Thereupon King Arthur, having saluted those ladies right courteously, rode away with very great joy of that pleasant adventure through which he had thus passed.
Now when King Arthur had gone some ways he came, by and by, to a certain place where charcoal burners plied their trade. For here were many mounds of earth, all a-smoke with the smouldering logs within, whilst all the air was filled with the smell of the dampened fires.
As the King approached this spot, he presently beheld that something was toward that was sadly amiss. For, in the open clearing, he beheld three sooty fellows with long knives in their hands, who pursued one old man, whose beard was as white as snow. And he beheld that the reverend old man, who was clad richly in black, and whose horse stood at a little distance, was running hither and thither, as though to escape from those wicked men, and he appeared to be very hard pressed and in great danger of his life.
“Pardee! ” quoth the young King to himself, “here, certes, is one in sore need of succor.” Whereupon he cried out in a great voice, “Hold, villains! What would you be at!” and therewith set spurs to his horse and dropped his spear into rest and drove down upon them with a noise like to thunder for loudness.
But when the three wicked fellows beheld the armed Knight thus thundering down upon them, they straightway dropped their knives and, with loud outcries of fear, ran away hither and thither until they had escaped into the thickets of the forest, where one upon a horse might not hope to pursue them.
Whereupon, having driven away those wicked fellows, King Arthur rode up to him whom he had succored, thinking to offer him condolence. And behold! when he had come nigh to him, he perceived that the old man was the Enchanter Merlin. Yet whence he had so suddenly come, who had only a little while before been at the King’s Court at Carleon, and what he did in that place, the King could in no wise understand. Wherefore he bespoke the Enchanter in this wise, “Ha! Merlin, it seemeth to me that I have saved thy life. For, surely, thou hadst not escaped from the hands of those wicked men had I not happened to come hitherward at this time.”

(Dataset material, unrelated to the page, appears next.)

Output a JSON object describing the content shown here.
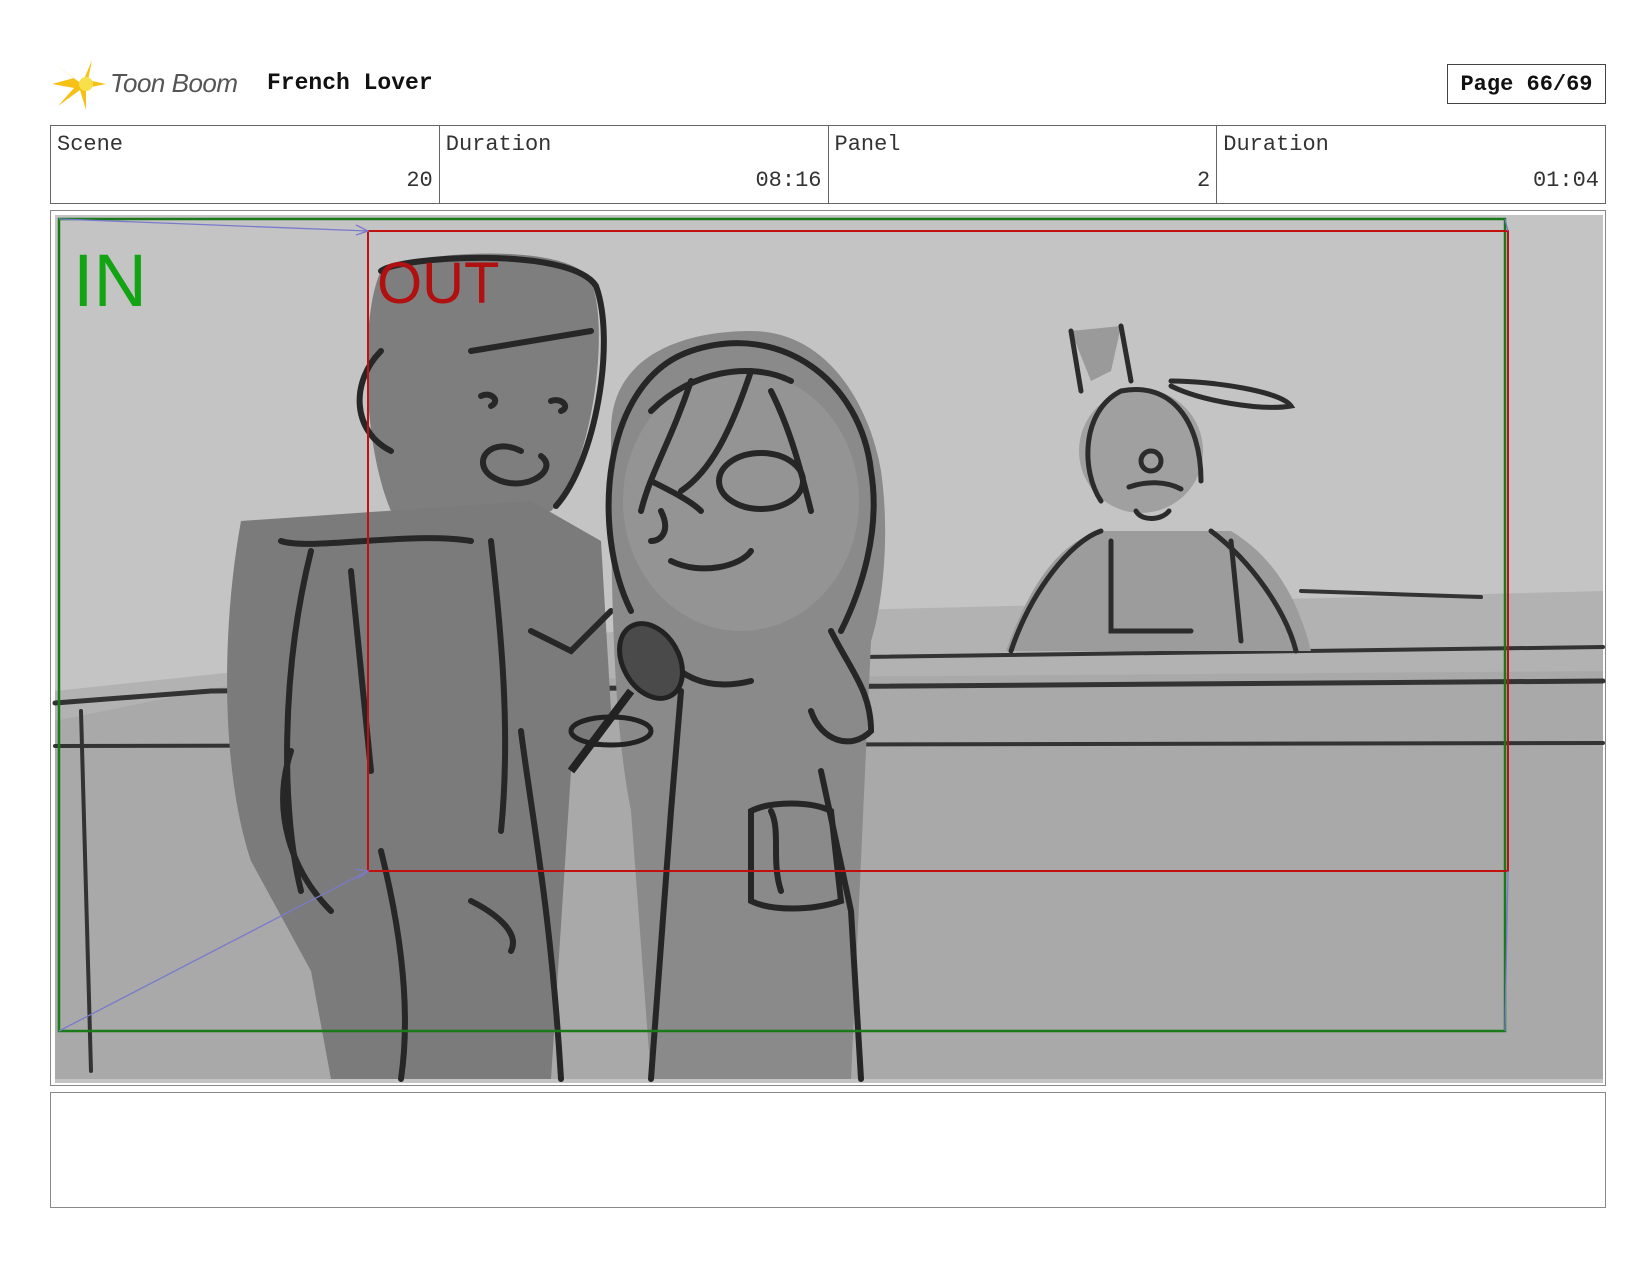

“Dost thou think so, Lord? ” said Merlin. “Now let me tell thee that I did maybe appear to be in danger, yet I might have saved myself very easily had I been of a mind to do so. But, as thou sawst me in this seeming peril, so may thou know that a real peril, far greater than this, lieth before thee, and there will be no errant knight to succor thee from it. Wherefore, I pray thee, Lord, for to take me with thee upon this adventure that thou art set upon, for I do tell thee that thou shalt certainly suffer great dole and pain therein.”
“Merlin,” said King Arthur, “even an I were to face my death, yet would I not turn back from this adventure. But touching the advice thou givest me, meseems it will be very well to take thee with me if such peril lieth before me as thou sayest.”

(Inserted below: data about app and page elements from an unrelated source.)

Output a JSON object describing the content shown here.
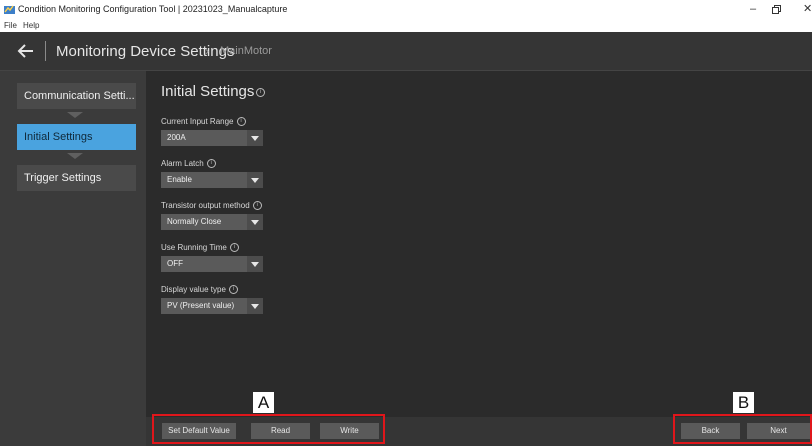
{
  "window": {
    "title": "Condition Monitoring Configuration Tool  |  20231023_Manualcapture",
    "controls": [
      "–",
      "▫",
      "✕"
    ]
  },
  "menu": [
    "File",
    "Help"
  ],
  "header": {
    "title": "Monitoring Device Settings",
    "breadcrumb_separator": "›",
    "breadcrumb": "MainMotor"
  },
  "sidebar": {
    "steps": [
      {
        "label": "Communication Setti...",
        "active": false
      },
      {
        "label": "Initial Settings",
        "active": true
      },
      {
        "label": "Trigger Settings",
        "active": false
      }
    ]
  },
  "main": {
    "title": "Initial Settings",
    "info_glyph": "i",
    "fields": [
      {
        "label": "Current Input Range",
        "value": "200A"
      },
      {
        "label": "Alarm Latch",
        "value": "Enable"
      },
      {
        "label": "Transistor output method",
        "value": "Normally Close"
      },
      {
        "label": "Use Running Time",
        "value": "OFF"
      },
      {
        "label": "Display value type",
        "value": "PV (Present value)"
      }
    ]
  },
  "footer": {
    "set_default": "Set Default Value",
    "read": "Read",
    "write": "Write",
    "back": "Back",
    "next": "Next"
  },
  "annotations": {
    "a": "A",
    "b": "B"
  },
  "colors": {
    "accent": "#4aa3df",
    "highlight": "#e0161b"
  }
}
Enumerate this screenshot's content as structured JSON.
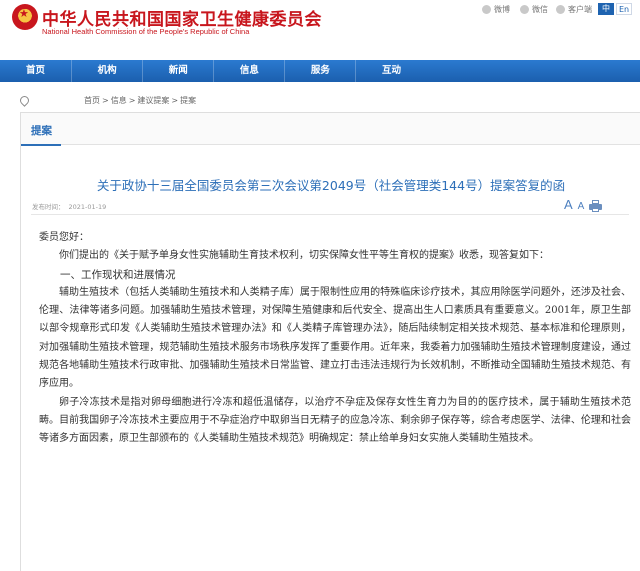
{
  "header": {
    "title": "中华人民共和国国家卫生健康委员会",
    "subtitle": "National Health Commission of the People's Republic of China",
    "social": [
      {
        "icon": "weibo-icon",
        "label": "微博"
      },
      {
        "icon": "wechat-icon",
        "label": "微信"
      },
      {
        "icon": "app-icon",
        "label": "客户端"
      }
    ],
    "lang_zh": "中",
    "lang_en": "En"
  },
  "nav": [
    "首页",
    "机构",
    "新闻",
    "信息",
    "服务",
    "互动"
  ],
  "breadcrumb": [
    "首页",
    "信息",
    "建议提案",
    "提案"
  ],
  "section": {
    "tab": "提案"
  },
  "article": {
    "title": "关于政协十三届全国委员会第三次会议第2049号（社会管理类144号）提案答复的函",
    "date_label": "发布时间：",
    "date": "2021-01-19",
    "font_large": "A",
    "font_small": "A",
    "greeting": "委员您好：",
    "paragraphs": [
      "你们提出的《关于赋予单身女性实施辅助生育技术权利，切实保障女性平等生育权的提案》收悉，现答复如下：",
      "辅助生殖技术（包括人类辅助生殖技术和人类精子库）属于限制性应用的特殊临床诊疗技术，其应用除医学问题外，还涉及社会、伦理、法律等诸多问题。加强辅助生殖技术管理，对保障生殖健康和后代安全、提高出生人口素质具有重要意义。2001年，原卫生部以部令规章形式印发《人类辅助生殖技术管理办法》和《人类精子库管理办法》，随后陆续制定相关技术规范、基本标准和伦理原则，对加强辅助生殖技术管理，规范辅助生殖技术服务市场秩序发挥了重要作用。近年来，我委着力加强辅助生殖技术管理制度建设，通过规范各地辅助生殖技术行政审批、加强辅助生殖技术日常监管、建立打击违法违规行为长效机制，不断推动全国辅助生殖技术规范、有序应用。",
      "卵子冷冻技术是指对卵母细胞进行冷冻和超低温储存，以治疗不孕症及保存女性生育力为目的的医疗技术，属于辅助生殖技术范畴。目前我国卵子冷冻技术主要应用于不孕症治疗中取卵当日无精子的应急冷冻、剩余卵子保存等，综合考虑医学、法律、伦理和社会等诸多方面因素，原卫生部颁布的《人类辅助生殖技术规范》明确规定：禁止给单身妇女实施人类辅助生殖技术。"
    ],
    "heading1": "一、工作现状和进展情况"
  }
}
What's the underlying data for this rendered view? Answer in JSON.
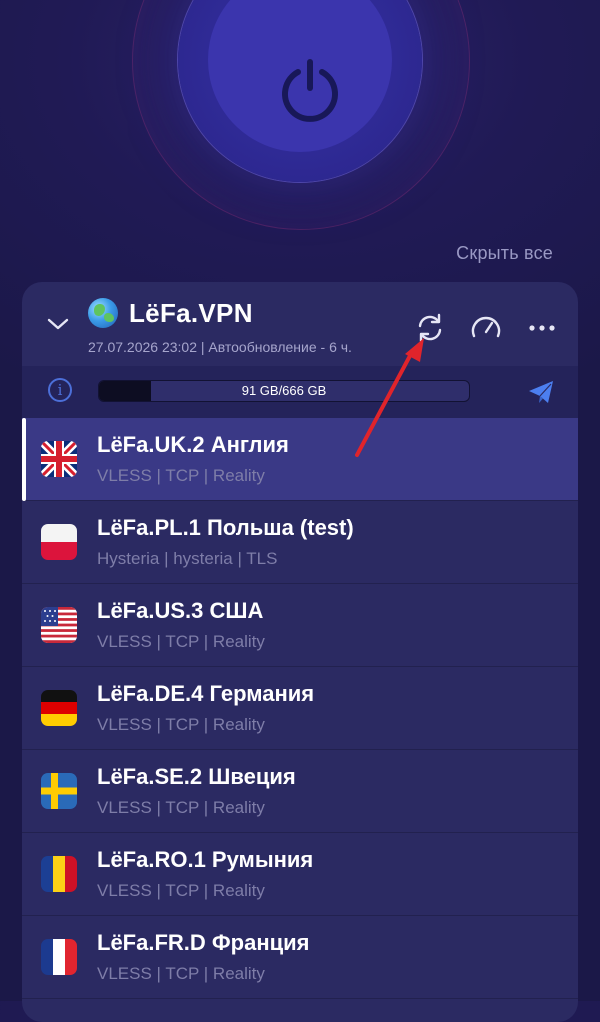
{
  "header": {
    "hide_all": "Скрыть все"
  },
  "subscription": {
    "title": "LёFa.VPN",
    "subtitle": "27.07.2026 23:02 | Автообновление - 6 ч.",
    "traffic_text": "91 GB/666 GB",
    "traffic_used_fraction": 0.14
  },
  "servers": [
    {
      "name": "LёFa.UK.2 Англия",
      "protocol": "VLESS | TCP | Reality",
      "flag": "uk",
      "active": true
    },
    {
      "name": "LёFa.PL.1 Польша (test)",
      "protocol": "Hysteria | hysteria | TLS",
      "flag": "pl",
      "active": false
    },
    {
      "name": "LёFa.US.3 США",
      "protocol": "VLESS | TCP | Reality",
      "flag": "us",
      "active": false
    },
    {
      "name": "LёFa.DE.4 Германия",
      "protocol": "VLESS | TCP | Reality",
      "flag": "de",
      "active": false
    },
    {
      "name": "LёFa.SE.2 Швеция",
      "protocol": "VLESS | TCP | Reality",
      "flag": "se",
      "active": false
    },
    {
      "name": "LёFa.RO.1 Румыния",
      "protocol": "VLESS | TCP | Reality",
      "flag": "ro",
      "active": false
    },
    {
      "name": "LёFa.FR.D Франция",
      "protocol": "VLESS | TCP | Reality",
      "flag": "fr",
      "active": false
    }
  ],
  "icons": {
    "power": "power-icon",
    "chevron": "chevron-down-icon",
    "refresh": "refresh-icon",
    "speed": "speedometer-icon",
    "more": "more-icon",
    "info": "info-icon",
    "telegram": "telegram-icon"
  },
  "colors": {
    "accent": "#4c6fd8",
    "annotation_arrow": "#e0242b",
    "active_row": "#3a3986"
  }
}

And Merlin said, “Yea, it would be very well for thee to do so.”
So Merlin mounted upon his palfrey, and King Arthur and he betook their way from that place in pursuit of that adventure which the King had undertaken to perform.